Published: 19 March 2009

Abstract

Background

The triad of quality, innovation and economic restraint is as important in health care as it is in the business world. There are many proposals for the assessment of quality and of economic restraints in health care but only a few address assessment of innovations. We propose a strategy and new structures to standardize the description of health care innovations and to quantify them.

Discussion

Strategy and structure are based on the assumption that in the early phase of an innovation only data on the feasibility and possibly on the efficacy or effectiveness of an innovation can be expected. From the patient's perspective, benefit resulting from an innovation can be confirmed only in a later phase of development. Early indicators of patient's benefit will be surrogate parameters which correlate only weakly with the desired endpoints. After the innovation has been in use, there will be more evidence on correlations between surrogate parameters and the desired endpoints to provide evidence of the patient benefit. From an administrative perspective, this evidence can be considered in decisions about public financing. Different criteria are proposed for the assessment of innovations in prevention, diagnosis and therapy. For decisions on public financing a public fund for innovations may be helpful. Depending on the phase of innovation risk sharing models are proposed between manufacturers, private insurers and public funding.

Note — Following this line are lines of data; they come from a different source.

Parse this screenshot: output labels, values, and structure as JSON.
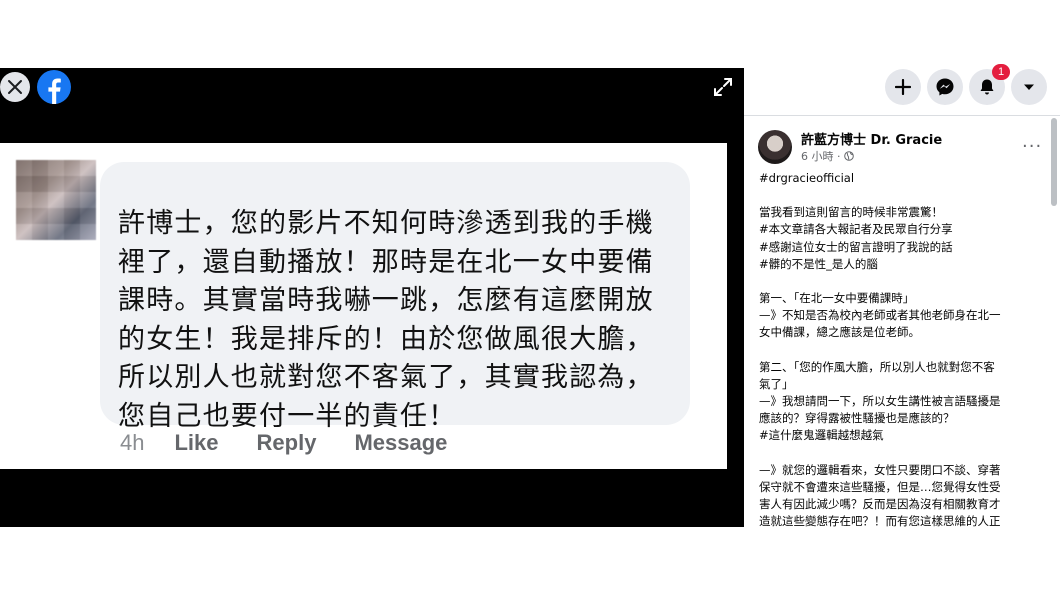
{
  "viewer": {
    "comment": {
      "lines": [
        "許博士，您的影片不知何時滲透到我的手機",
        "裡了，還自動播放！那時是在北一女中要備",
        "課時。其實當時我嚇一跳，怎麼有這麼開放",
        "的女生！我是排斥的！由於您做風很大膽，",
        "所以別人也就對您不客氣了，其實我認為，",
        "您自己也要付一半的責任！"
      ],
      "time": "4h",
      "like": "Like",
      "reply": "Reply",
      "message": "Message"
    }
  },
  "topbar": {
    "notification_count": "1"
  },
  "post": {
    "author": "許藍方博士 Dr. Gracie",
    "time": "6 小時 ·",
    "more": "···",
    "body": [
      "#drgracieofficial",
      "",
      "當我看到這則留言的時候非常震驚！",
      "#本文章請各大報記者及民眾自行分享",
      "#感謝這位女士的留言證明了我說的話",
      "#髒的不是性_是人的腦",
      "",
      "第一、「在北一女中要備課時」",
      "—》不知是否為校內老師或者其他老師身在北一",
      "女中備課，總之應該是位老師。",
      "",
      "第二、「您的作風大膽，所以別人也就對您不客",
      "氣了」",
      "—》我想請問一下，所以女生講性被言語騷擾是",
      "應該的？穿得露被性騷擾也是應該的？",
      "#這什麼鬼邏輯越想越氣",
      "",
      "—》就您的邏輯看來，女性只要閉口不談、穿著",
      "保守就不會遭來這些騷擾，但是…您覺得女性受",
      "害人有因此減少嗎？反而是因為沒有相關教育才",
      "造就這些變態存在吧？！而有您這樣思維的人正"
    ]
  }
}
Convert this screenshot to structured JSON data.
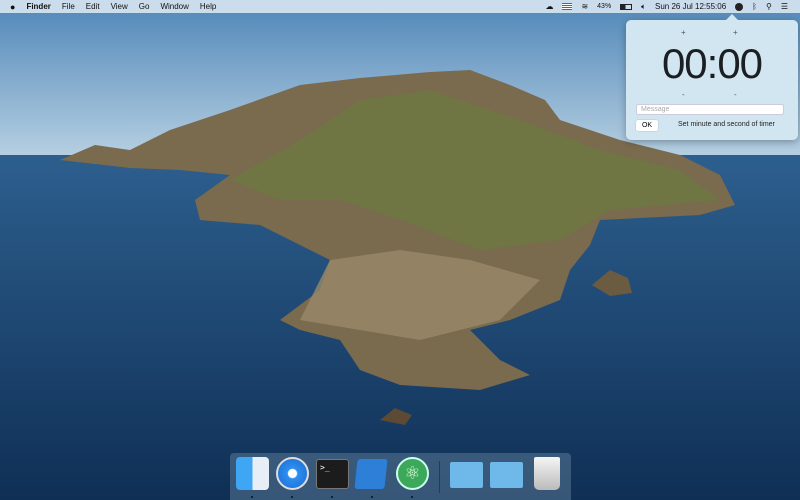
{
  "menubar": {
    "apple": "",
    "app": "Finder",
    "items": [
      "File",
      "Edit",
      "View",
      "Go",
      "Window",
      "Help"
    ],
    "status": {
      "battery": "43%",
      "datetime": "Sun 26 Jul  12:55:06"
    }
  },
  "timer": {
    "plus": "+",
    "minus": "-",
    "time": "00:00",
    "message_placeholder": "Message",
    "ok": "OK",
    "hint": "Set minute and second of timer"
  },
  "dock": {
    "apps": [
      "Finder",
      "Safari",
      "Terminal",
      "Xcode",
      "Atom"
    ],
    "folders": [
      "iCloud Drive",
      "Downloads"
    ],
    "trash": "Trash",
    "terminal_prompt": ">_"
  }
}
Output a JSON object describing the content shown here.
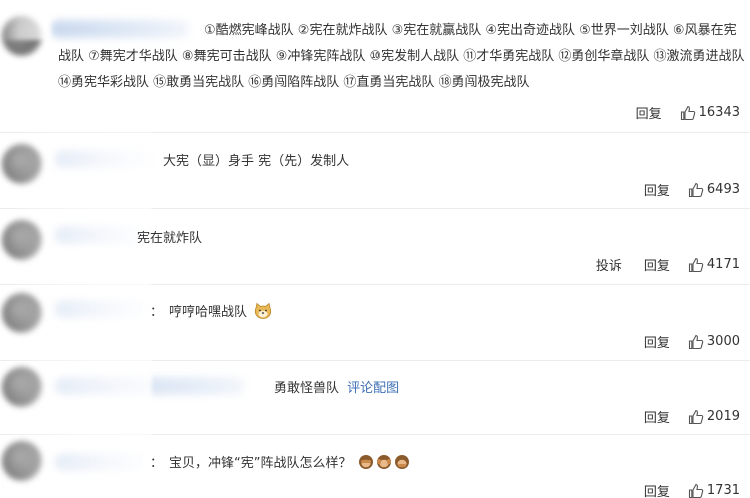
{
  "comments": [
    {
      "text": "①酷燃宪峰战队 ②宪在就炸战队 ③宪在就赢战队 ④宪出奇迹战队 ⑤世界一刘战队 ⑥风暴在宪战队 ⑦舞宪才华战队 ⑧舞宪可击战队 ⑨冲锋宪阵战队 ⑩宪发制人战队 ⑪才华勇宪战队 ⑫勇创华章战队 ⑬激流勇进战队 ⑭勇宪华彩战队 ⑮敢勇当宪战队 ⑯勇闯陷阵战队 ⑰直勇当宪战队 ⑱勇闯极宪战队",
      "reply": "回复",
      "likes": "16343"
    },
    {
      "text": "大宪（显）身手 宪（先）发制人",
      "reply": "回复",
      "likes": "6493"
    },
    {
      "text": "宪在就炸队",
      "report": "投诉",
      "reply": "回复",
      "likes": "4171"
    },
    {
      "prefix": "：",
      "text": "哼哼哈嘿战队",
      "reply": "回复",
      "likes": "3000"
    },
    {
      "text": "勇敢怪兽队",
      "link": "评论配图",
      "reply": "回复",
      "likes": "2019"
    },
    {
      "prefix": "：",
      "text": "宝贝，冲锋“宪”阵战队怎么样？",
      "reply": "回复",
      "likes": "1731"
    }
  ],
  "icons": {
    "like": "thumbs-up-icon",
    "dog_emoji": "doge-emoji-icon",
    "monkey_emoji": "monkey-emoji-icon"
  },
  "colors": {
    "link": "#3d6fb5",
    "divider": "#ececec"
  }
}
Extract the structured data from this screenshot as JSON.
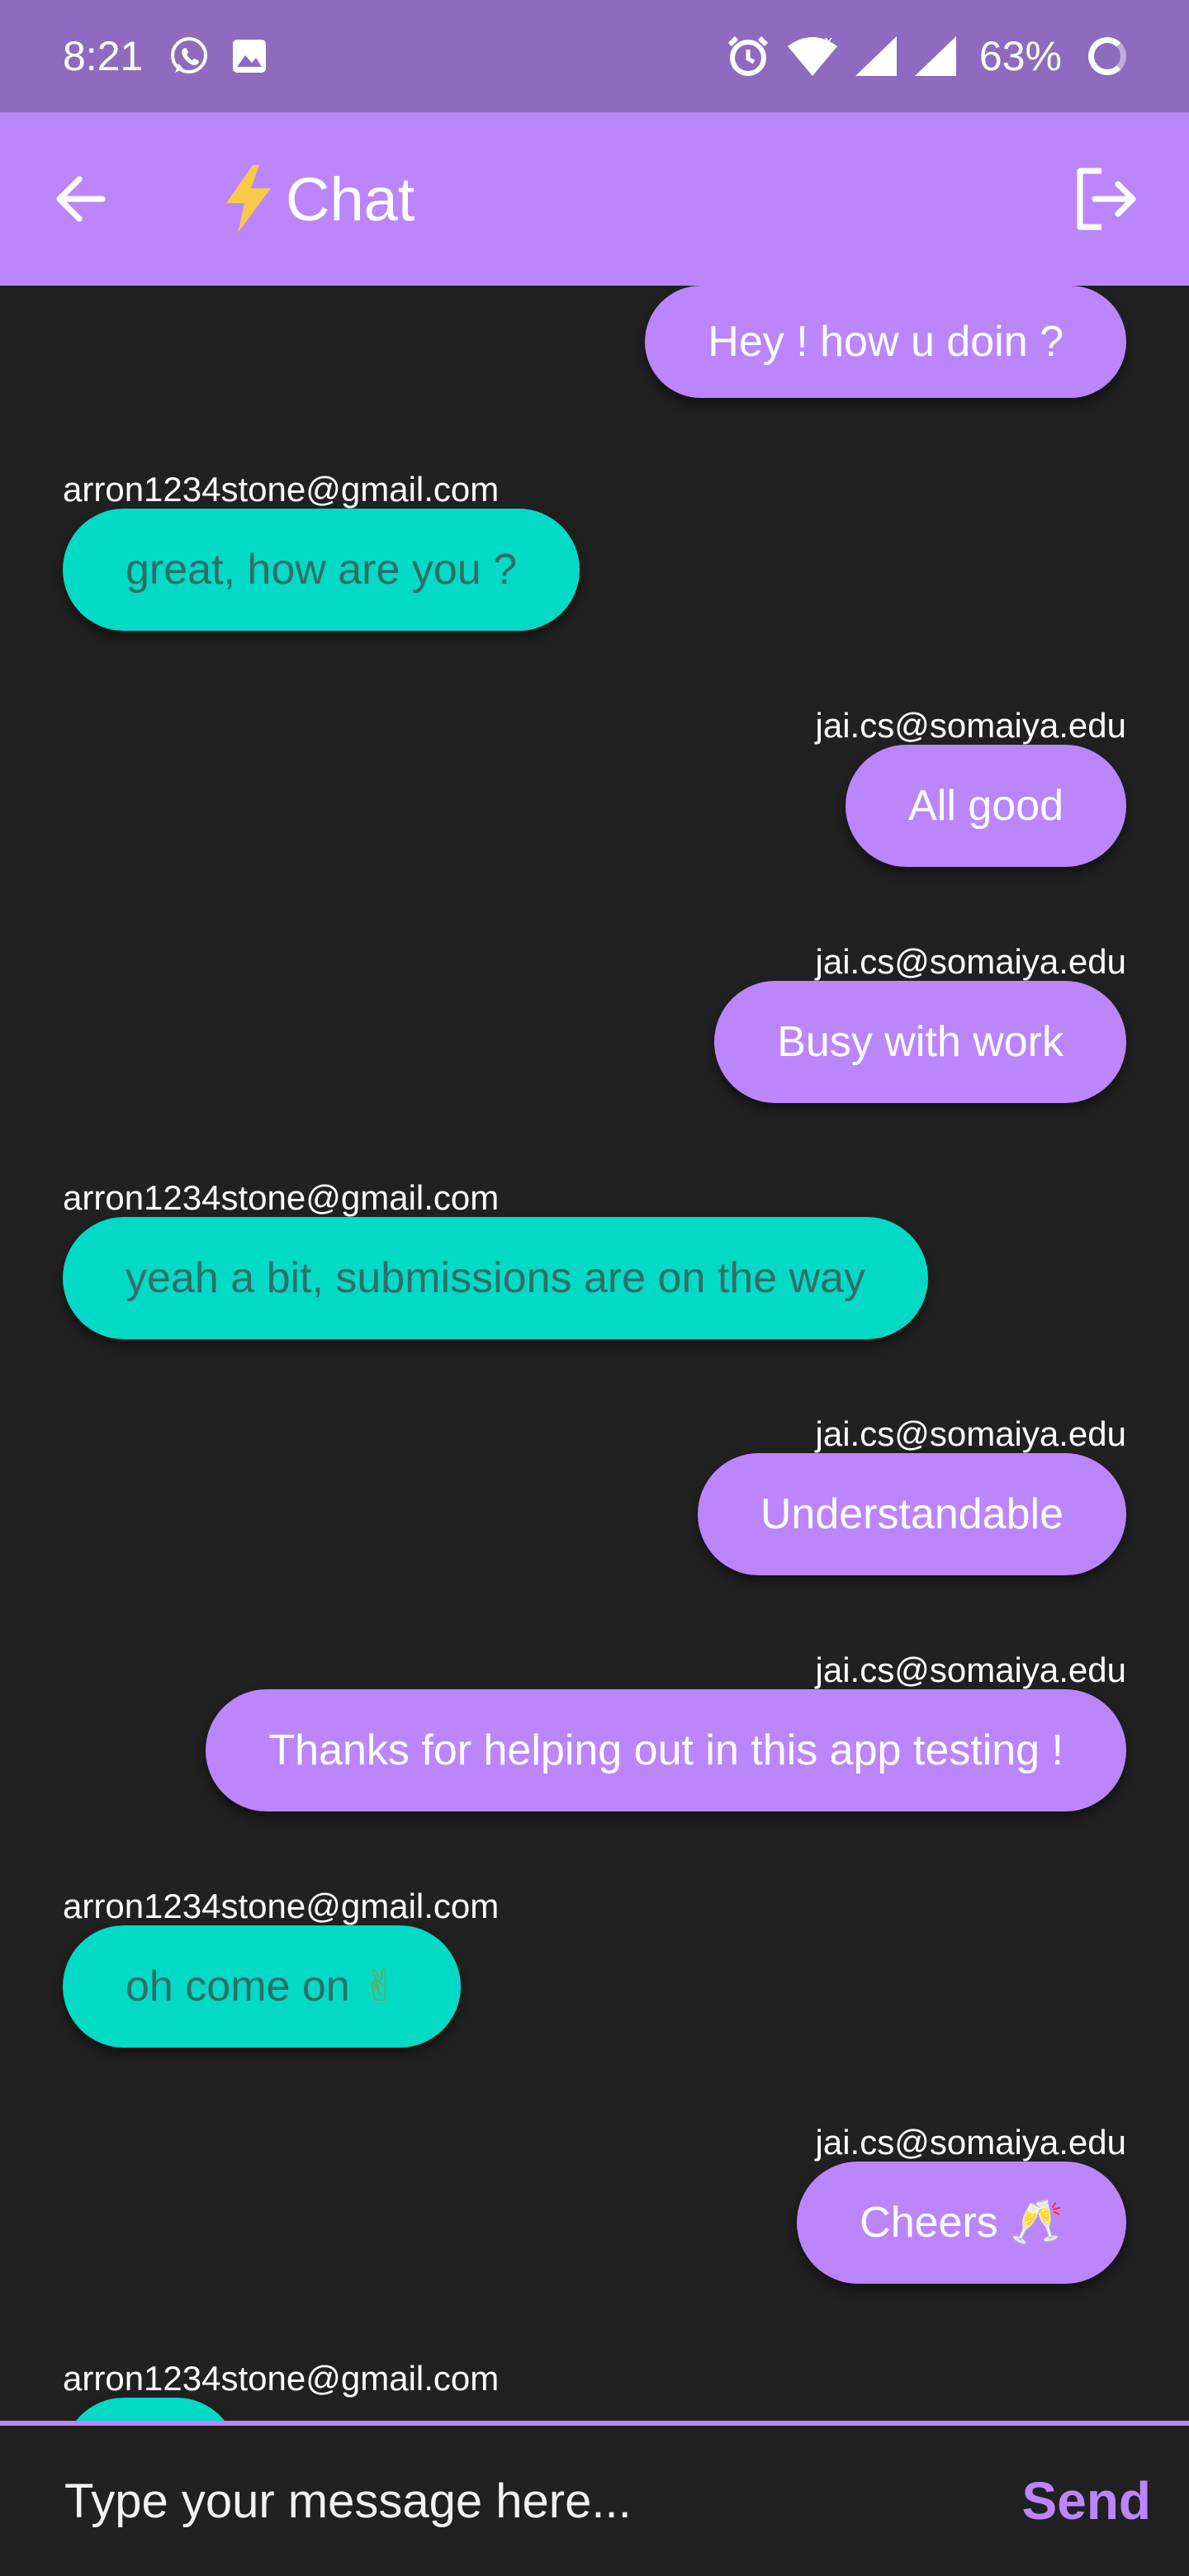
{
  "status_bar": {
    "time": "8:21",
    "battery": "63%"
  },
  "app_bar": {
    "title": "Chat",
    "accent": "#bb86fc"
  },
  "messages": [
    {
      "type": "sent",
      "sender": "",
      "text": "Hey ! how u doin ?"
    },
    {
      "type": "received",
      "sender": "arron1234stone@gmail.com",
      "text": "great, how are you ?"
    },
    {
      "type": "sent",
      "sender": "jai.cs@somaiya.edu",
      "text": "All good"
    },
    {
      "type": "sent",
      "sender": "jai.cs@somaiya.edu",
      "text": "Busy with work"
    },
    {
      "type": "received",
      "sender": "arron1234stone@gmail.com",
      "text": "yeah a bit, submissions are on the way"
    },
    {
      "type": "sent",
      "sender": "jai.cs@somaiya.edu",
      "text": "Understandable"
    },
    {
      "type": "sent",
      "sender": "jai.cs@somaiya.edu",
      "text": "Thanks for helping out in this app testing !"
    },
    {
      "type": "received",
      "sender": "arron1234stone@gmail.com",
      "text": "oh come on",
      "emoji": "✌"
    },
    {
      "type": "sent",
      "sender": "jai.cs@somaiya.edu",
      "text": "Cheers",
      "emoji": "🥂"
    },
    {
      "type": "received",
      "sender": "arron1234stone@gmail.com",
      "text": ""
    }
  ],
  "input": {
    "placeholder": "Type your message here...",
    "value": ""
  },
  "send_label": "Send",
  "colors": {
    "sent_bubble": "#bb86fc",
    "received_bubble": "#03dac5",
    "status_bar": "#8e6bbf",
    "background": "#212121"
  }
}
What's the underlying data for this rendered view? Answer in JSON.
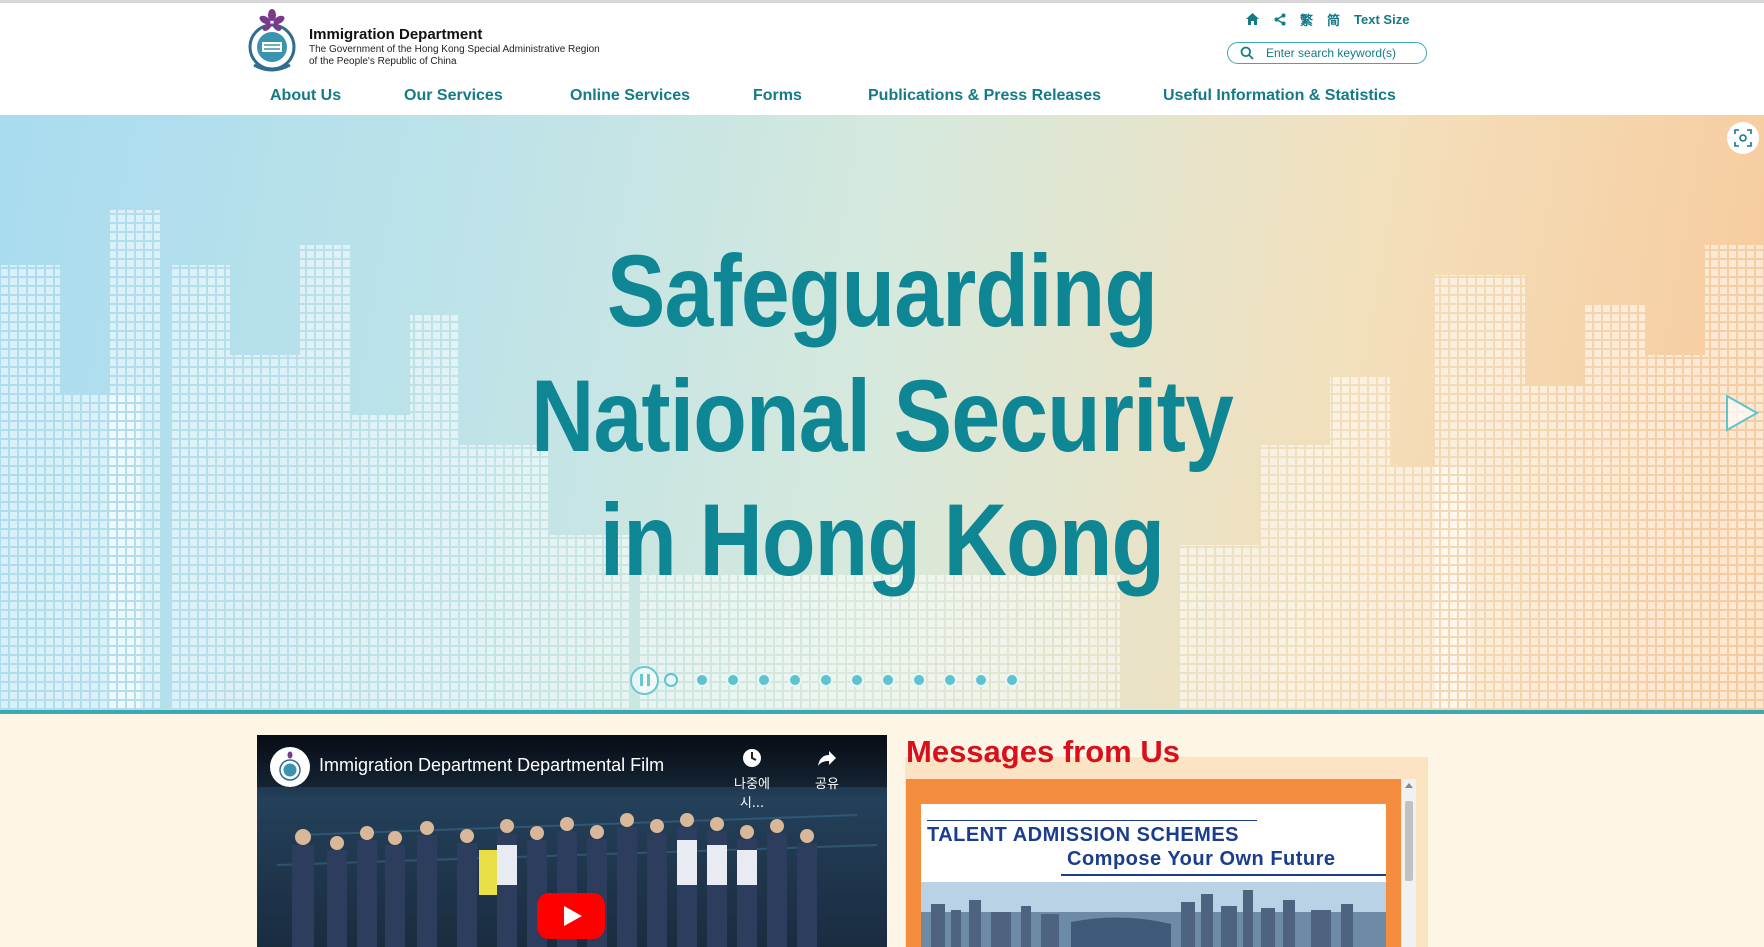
{
  "header": {
    "dept_name": "Immigration Department",
    "dept_sub_line1": "The Government of the Hong Kong Special Administrative Region",
    "dept_sub_line2": "of the People's Republic of China",
    "utility": {
      "home_icon": "home-icon",
      "share_icon": "share-icon",
      "traditional_chinese": "繁",
      "simplified_chinese": "简",
      "text_size": "Text Size"
    },
    "search": {
      "placeholder": "Enter search keyword(s)",
      "icon": "search-icon"
    }
  },
  "nav": {
    "items": [
      {
        "label": "About Us"
      },
      {
        "label": "Our Services"
      },
      {
        "label": "Online Services"
      },
      {
        "label": "Forms"
      },
      {
        "label": "Publications & Press Releases"
      },
      {
        "label": "Useful Information & Statistics"
      }
    ]
  },
  "banner": {
    "line1": "Safeguarding",
    "line2": "National Security",
    "line3": "in Hong Kong",
    "slide_count": 12,
    "active_slide": 1
  },
  "video": {
    "title": "Immigration Department Departmental Film",
    "watch_later_label": "나중에 시...",
    "share_label": "공유"
  },
  "messages": {
    "title": "Messages from Us",
    "card_line1": "TALENT ADMISSION SCHEMES",
    "card_line2": "Compose Your Own Future"
  },
  "colors": {
    "accent": "#137b88",
    "headline": "#0e8694",
    "messages_title": "#d90f19",
    "card_text": "#1a3d8f",
    "frame": "#f58d3f"
  }
}
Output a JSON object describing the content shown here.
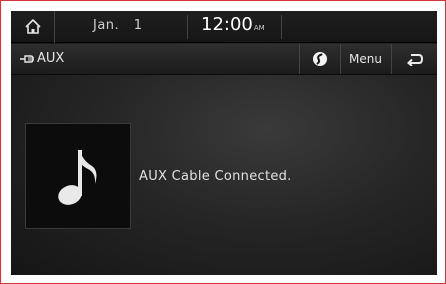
{
  "status_bar": {
    "home_icon": "home-icon",
    "date": "Jan. 1",
    "time": "12:00",
    "ampm": "AM"
  },
  "title_bar": {
    "source_icon": "aux-plug-icon",
    "source_label": "AUX",
    "circle_icon": "sound-settings-icon",
    "menu_label": "Menu",
    "back_icon": "back-arrow-icon"
  },
  "main": {
    "album_art_icon": "music-note-icon",
    "status_message": "AUX Cable Connected."
  },
  "colors": {
    "frame_border": "#d3343a",
    "screen_bg": "#262626",
    "text": "#e8e8e8"
  }
}
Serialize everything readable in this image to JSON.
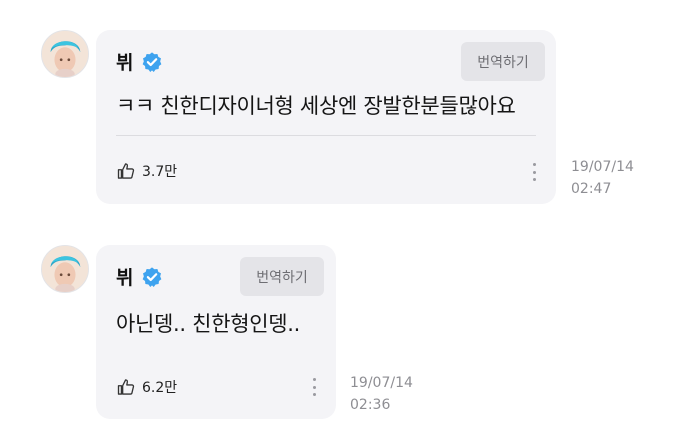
{
  "comments": [
    {
      "author": "뷔",
      "verified": true,
      "translate_label": "번역하기",
      "text": "ㅋㅋ 친한디자이너형 세상엔 장발한분들많아요",
      "likes": "3.7만",
      "date": "19/07/14",
      "time": "02:47"
    },
    {
      "author": "뷔",
      "verified": true,
      "translate_label": "번역하기",
      "text": "아닌뎅.. 친한형인뎅..",
      "likes": "6.2만",
      "date": "19/07/14",
      "time": "02:36"
    }
  ],
  "colors": {
    "bubble": "#f4f4f7",
    "verified_badge": "#3ea3ef",
    "translate_bg": "#e4e4e8",
    "timestamp": "#8e8e93"
  },
  "icons": [
    "avatar",
    "verified-badge-icon",
    "thumbs-up-icon",
    "more-options-icon"
  ]
}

Summary

Potential for patient benefit is always uncertain during early stages of innovations. This uncertainty decreases with increasing information on the effects of the innovation. Information about an innovation can be quantified, categorized and integrated into rational economic decisions.